Aim of the exercise: An exact copy of every record is required.

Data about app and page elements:

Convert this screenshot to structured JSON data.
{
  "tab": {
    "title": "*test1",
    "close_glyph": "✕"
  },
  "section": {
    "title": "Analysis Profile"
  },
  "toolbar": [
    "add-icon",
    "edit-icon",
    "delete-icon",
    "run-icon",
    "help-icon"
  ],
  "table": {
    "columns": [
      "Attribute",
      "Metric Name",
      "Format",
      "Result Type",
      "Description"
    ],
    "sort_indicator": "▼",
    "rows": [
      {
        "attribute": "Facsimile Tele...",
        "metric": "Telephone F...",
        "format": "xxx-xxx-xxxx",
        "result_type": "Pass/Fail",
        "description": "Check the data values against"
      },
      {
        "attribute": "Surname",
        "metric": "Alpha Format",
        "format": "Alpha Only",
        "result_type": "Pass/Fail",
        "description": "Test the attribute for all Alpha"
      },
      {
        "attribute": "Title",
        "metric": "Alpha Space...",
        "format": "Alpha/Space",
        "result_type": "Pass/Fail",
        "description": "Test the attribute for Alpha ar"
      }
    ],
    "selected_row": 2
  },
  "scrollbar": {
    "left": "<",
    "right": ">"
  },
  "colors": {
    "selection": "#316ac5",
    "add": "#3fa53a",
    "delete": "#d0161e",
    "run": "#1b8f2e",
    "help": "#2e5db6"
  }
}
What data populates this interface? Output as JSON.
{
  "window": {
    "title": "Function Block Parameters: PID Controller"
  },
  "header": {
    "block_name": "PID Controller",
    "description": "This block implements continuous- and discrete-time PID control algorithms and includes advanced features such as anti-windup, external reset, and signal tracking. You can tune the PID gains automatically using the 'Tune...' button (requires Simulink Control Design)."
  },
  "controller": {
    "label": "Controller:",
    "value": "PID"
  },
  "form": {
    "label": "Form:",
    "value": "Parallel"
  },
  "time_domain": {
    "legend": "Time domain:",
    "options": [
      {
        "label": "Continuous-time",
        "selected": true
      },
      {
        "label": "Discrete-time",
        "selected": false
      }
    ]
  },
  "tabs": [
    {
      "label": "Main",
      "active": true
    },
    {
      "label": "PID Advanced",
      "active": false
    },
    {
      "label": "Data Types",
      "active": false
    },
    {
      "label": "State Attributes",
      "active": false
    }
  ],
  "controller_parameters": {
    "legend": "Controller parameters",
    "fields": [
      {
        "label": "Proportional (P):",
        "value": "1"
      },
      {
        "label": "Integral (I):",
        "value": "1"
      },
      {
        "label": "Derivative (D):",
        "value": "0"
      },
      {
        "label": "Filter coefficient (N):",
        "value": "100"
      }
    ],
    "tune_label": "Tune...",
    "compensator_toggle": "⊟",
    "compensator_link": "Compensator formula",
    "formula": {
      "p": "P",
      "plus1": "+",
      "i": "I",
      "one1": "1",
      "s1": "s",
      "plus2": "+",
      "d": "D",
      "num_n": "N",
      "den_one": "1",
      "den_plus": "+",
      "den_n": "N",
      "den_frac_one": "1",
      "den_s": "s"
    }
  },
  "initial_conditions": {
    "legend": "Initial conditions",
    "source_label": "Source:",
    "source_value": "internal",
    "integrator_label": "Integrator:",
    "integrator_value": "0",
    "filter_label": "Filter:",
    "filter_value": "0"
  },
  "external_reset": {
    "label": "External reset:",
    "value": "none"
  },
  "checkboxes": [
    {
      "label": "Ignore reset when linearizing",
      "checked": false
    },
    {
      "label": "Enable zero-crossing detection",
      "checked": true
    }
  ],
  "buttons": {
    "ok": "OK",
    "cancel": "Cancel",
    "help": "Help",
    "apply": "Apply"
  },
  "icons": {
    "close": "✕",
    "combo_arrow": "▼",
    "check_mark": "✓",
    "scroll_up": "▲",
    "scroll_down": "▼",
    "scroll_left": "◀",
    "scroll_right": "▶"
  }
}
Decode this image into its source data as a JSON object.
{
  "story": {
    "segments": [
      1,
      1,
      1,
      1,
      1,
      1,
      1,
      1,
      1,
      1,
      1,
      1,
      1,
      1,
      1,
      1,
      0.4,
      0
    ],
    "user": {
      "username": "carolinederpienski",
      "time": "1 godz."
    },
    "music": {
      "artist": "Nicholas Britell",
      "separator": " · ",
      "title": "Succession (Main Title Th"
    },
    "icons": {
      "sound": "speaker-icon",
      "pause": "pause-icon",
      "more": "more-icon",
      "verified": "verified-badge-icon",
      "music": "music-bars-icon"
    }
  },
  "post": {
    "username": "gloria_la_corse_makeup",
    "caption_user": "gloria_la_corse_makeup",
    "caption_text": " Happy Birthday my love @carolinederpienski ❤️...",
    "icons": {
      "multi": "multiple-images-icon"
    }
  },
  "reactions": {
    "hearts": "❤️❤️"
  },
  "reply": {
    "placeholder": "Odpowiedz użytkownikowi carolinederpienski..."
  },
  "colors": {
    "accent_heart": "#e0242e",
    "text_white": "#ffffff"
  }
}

Answer section:
Convert this screenshot to structured JSON data.
{
  "tab": {
    "title": "*test1",
    "close_glyph": "✕"
  },
  "section": {
    "title": "Analysis Profile"
  },
  "toolbar": [
    "add-icon",
    "edit-icon",
    "delete-icon",
    "run-icon",
    "help-icon"
  ],
  "table": {
    "columns": [
      "Attribute",
      "Metric Name",
      "Format",
      "Result Type",
      "Description"
    ],
    "sort_indicator": "▼",
    "rows": [
      {
        "attribute": "Facsimile Tele...",
        "metric": "Telephone F...",
        "format": "xxx-xxx-xxxx",
        "result_type": "Pass/Fail",
        "description": "Check the data values against"
      },
      {
        "attribute": "Surname",
        "metric": "Alpha Format",
        "format": "Alpha Only",
        "result_type": "Pass/Fail",
        "description": "Test the attribute for all Alpha"
      },
      {
        "attribute": "Title",
        "metric": "Alpha Space...",
        "format": "Alpha/Space",
        "result_type": "Pass/Fail",
        "description": "Test the attribute for Alpha ar"
      }
    ],
    "selected_row": 2
  },
  "scrollbar": {
    "left": "<",
    "right": ">"
  },
  "colors": {
    "selection": "#316ac5",
    "add": "#3fa53a",
    "delete": "#d0161e",
    "run": "#1b8f2e",
    "help": "#2e5db6"
  }
}
What data populates this interface? Output as JSON.
{
  "window": {
    "title": "Function Block Parameters: PID Controller"
  },
  "header": {
    "block_name": "PID Controller",
    "description": "This block implements continuous- and discrete-time PID control algorithms and includes advanced features such as anti-windup, external reset, and signal tracking. You can tune the PID gains automatically using the 'Tune...' button (requires Simulink Control Design)."
  },
  "controller": {
    "label": "Controller:",
    "value": "PID"
  },
  "form": {
    "label": "Form:",
    "value": "Parallel"
  },
  "time_domain": {
    "legend": "Time domain:",
    "options": [
      {
        "label": "Continuous-time",
        "selected": true
      },
      {
        "label": "Discrete-time",
        "selected": false
      }
    ]
  },
  "tabs": [
    {
      "label": "Main",
      "active": true
    },
    {
      "label": "PID Advanced",
      "active": false
    },
    {
      "label": "Data Types",
      "active": false
    },
    {
      "label": "State Attributes",
      "active": false
    }
  ],
  "controller_parameters": {
    "legend": "Controller parameters",
    "fields": [
      {
        "label": "Proportional (P):",
        "value": "1"
      },
      {
        "label": "Integral (I):",
        "value": "1"
      },
      {
        "label": "Derivative (D):",
        "value": "0"
      },
      {
        "label": "Filter coefficient (N):",
        "value": "100"
      }
    ],
    "tune_label": "Tune...",
    "compensator_toggle": "⊟",
    "compensator_link": "Compensator formula",
    "formula": {
      "p": "P",
      "plus1": "+",
      "i": "I",
      "one1": "1",
      "s1": "s",
      "plus2": "+",
      "d": "D",
      "num_n": "N",
      "den_one": "1",
      "den_plus": "+",
      "den_n": "N",
      "den_frac_one": "1",
      "den_s": "s"
    }
  },
  "initial_conditions": {
    "legend": "Initial conditions",
    "source_label": "Source:",
    "source_value": "internal",
    "integrator_label": "Integrator:",
    "integrator_value": "0",
    "filter_label": "Filter:",
    "filter_value": "0"
  },
  "external_reset": {
    "label": "External reset:",
    "value": "none"
  },
  "checkboxes": [
    {
      "label": "Ignore reset when linearizing",
      "checked": false
    },
    {
      "label": "Enable zero-crossing detection",
      "checked": true
    }
  ],
  "buttons": {
    "ok": "OK",
    "cancel": "Cancel",
    "help": "Help",
    "apply": "Apply"
  },
  "icons": {
    "close": "✕",
    "combo_arrow": "▼",
    "check_mark": "✓",
    "scroll_up": "▲",
    "scroll_down": "▼",
    "scroll_left": "◀",
    "scroll_right": "▶"
  }
}
Decode this image into its source data as a JSON object.
{
  "story": {
    "segments": [
      1,
      1,
      1,
      1,
      1,
      1,
      1,
      1,
      1,
      1,
      1,
      1,
      1,
      1,
      1,
      1,
      0.4,
      0
    ],
    "user": {
      "username": "carolinederpienski",
      "time": "1 godz."
    },
    "music": {
      "artist": "Nicholas Britell",
      "separator": " · ",
      "title": "Succession (Main Title Th"
    },
    "icons": {
      "sound": "speaker-icon",
      "pause": "pause-icon",
      "more": "more-icon",
      "verified": "verified-badge-icon",
      "music": "music-bars-icon"
    }
  },
  "post": {
    "username": "gloria_la_corse_makeup",
    "caption_user": "gloria_la_corse_makeup",
    "caption_text": " Happy Birthday my love @carolinederpienski ❤️...",
    "icons": {
      "multi": "multiple-images-icon"
    }
  },
  "reactions": {
    "hearts": "❤️❤️"
  },
  "reply": {
    "placeholder": "Odpowiedz użytkownikowi carolinederpienski..."
  },
  "colors": {
    "accent_heart": "#e0242e",
    "text_white": "#ffffff"
  }
}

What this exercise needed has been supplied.